Everyone is wondering if Greece will exit the Eurozone. If you ask me, in the long run it would be good for Greece to take off the Eurogroup’s fiscal straitjacket and run its economy as it sees fit.
Greece owes over €300 billion to its creditors who are mostly public institutions such as the IMF and central banks. Even if Greece agrees to the austerity terms demanded by its creditors, it will take over 20 years to pay off the debt.
Of course, there is no free lunch in economics. In order to meet the IMF’s debt payment schedule, Greece has to make more cuts to its public spending, including pensions, social services, and public services. And, given that the economy is forecast to plunge back into another recession next year, the current depression-like conditions would only worsen. The unemployment rate is already at 26%.
After six long years of living near poverty for many Greek citizens, I can understand why they decided to rebel by voting for an anti-austerity party, Syriza. And, they gave a clear mandate to the party’s young and idealistic Prime Minister Alexis Tsipras to roll back the austerity program and renegotiate its terms.
In turn, Mr. Tsipras appointed Mr. Yanis Varoufakis, a former university economics professor who specialized in game theory, as the Finance Minister. And immediately, Mr. Varoufakis went to work and created much-publicized clashes, upsetting creditors with an arrogant stance and outrageous declarations.
So, I could not pass on the opportunity to attend a conference at the Brookings Institute recently and listen to Mr. Varoufakis in person. And, unlike most economics professors, it was refreshing to find Mr. Varoufakis articulate and direct to the point of being rude, but still effective.
Mr. Varoufakis declared, “For Greeks to live another 20 years in depression-like conditions makes no sense. And, IMF growth projections are not realistic at all. So, an entire generation of Greeks will suffer withlittle hope of the good life returning.” He observed, “What we had were Ponzi growth and Ponzi austerity. Let’s not pretend.”
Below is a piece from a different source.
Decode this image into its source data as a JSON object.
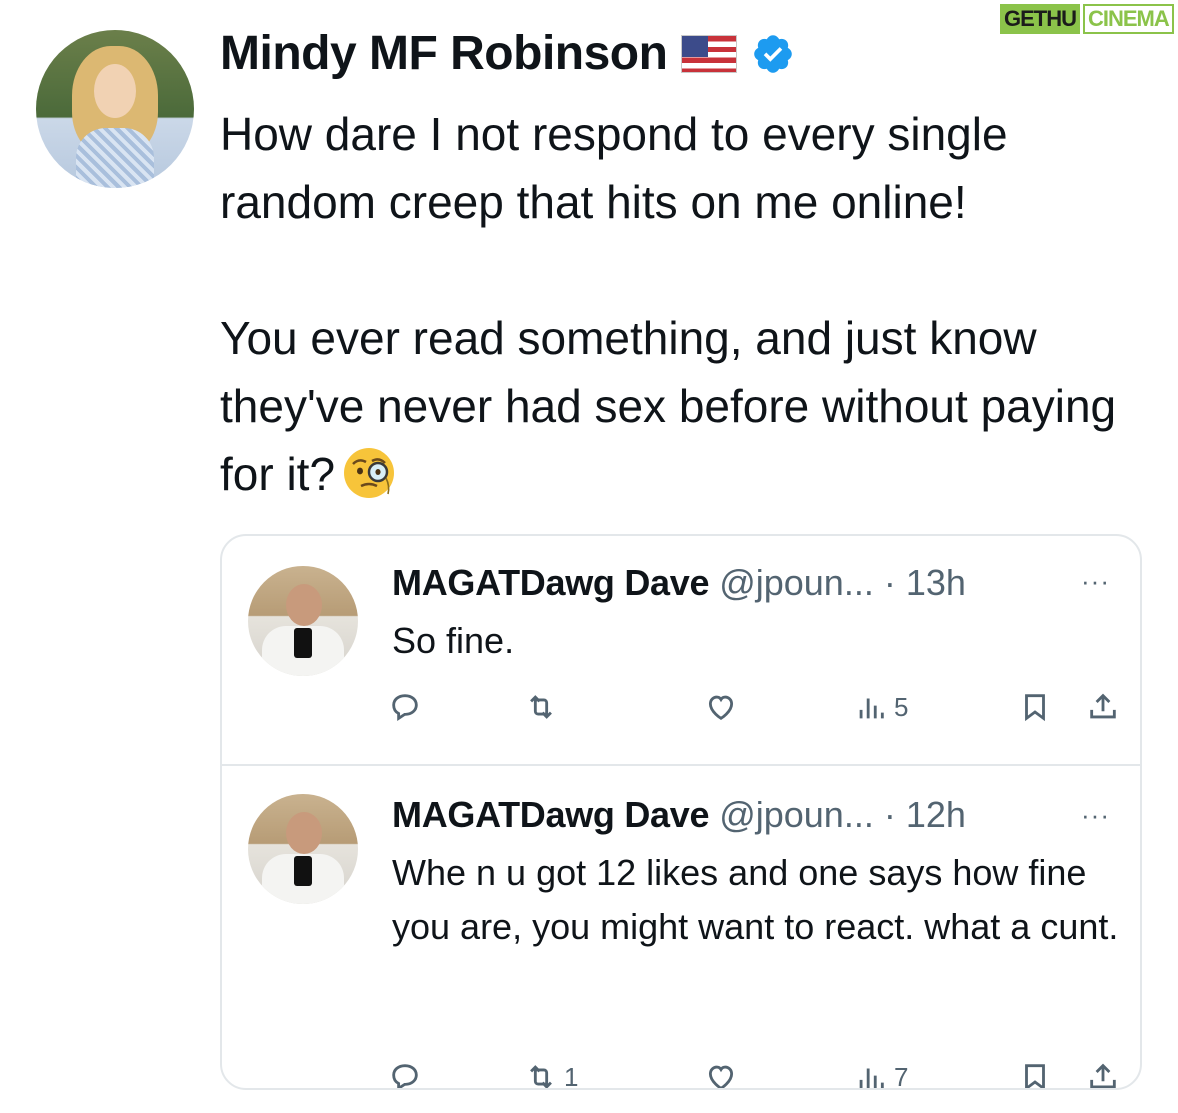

I must admit what he said made sense to me. Why enter into an agreement that is politically and economically not feasible? So, why not give a small break to Greece? But, the real issue for the creditors is not Greece, which is too small to be a consequence. The Greek economy is only 2% of the Eurozone, and most of its debt is owed to public institutions such as the IMF and central banks. So, if Greece defaults, the impact can be easily contained and managed.
The critical issue for the Eurogroup is if it gives in to the Greek demand then it opens up for similar demands from other high debt economies in the Eurozone including Italy, Portugal, Spain and others. They would ask why practice fiscal discipline when the Eurozone is willing to write off outstanding debts when they get to be too much? In other words, high savings economies will be standing by to bailout out over-spending economies.
That explains why the creditors are not willing and unable to compromise. But, the Greek Finance Minister made it clear at the end of his talk that “Greece will compromise and compromise but will not be comprised.” So in the end, it is my prediction that Greece will leave the Eurozone. And, in the long run, this would be good for Greece and the Eurozone since it will be no longer be a strained and unsustainable union.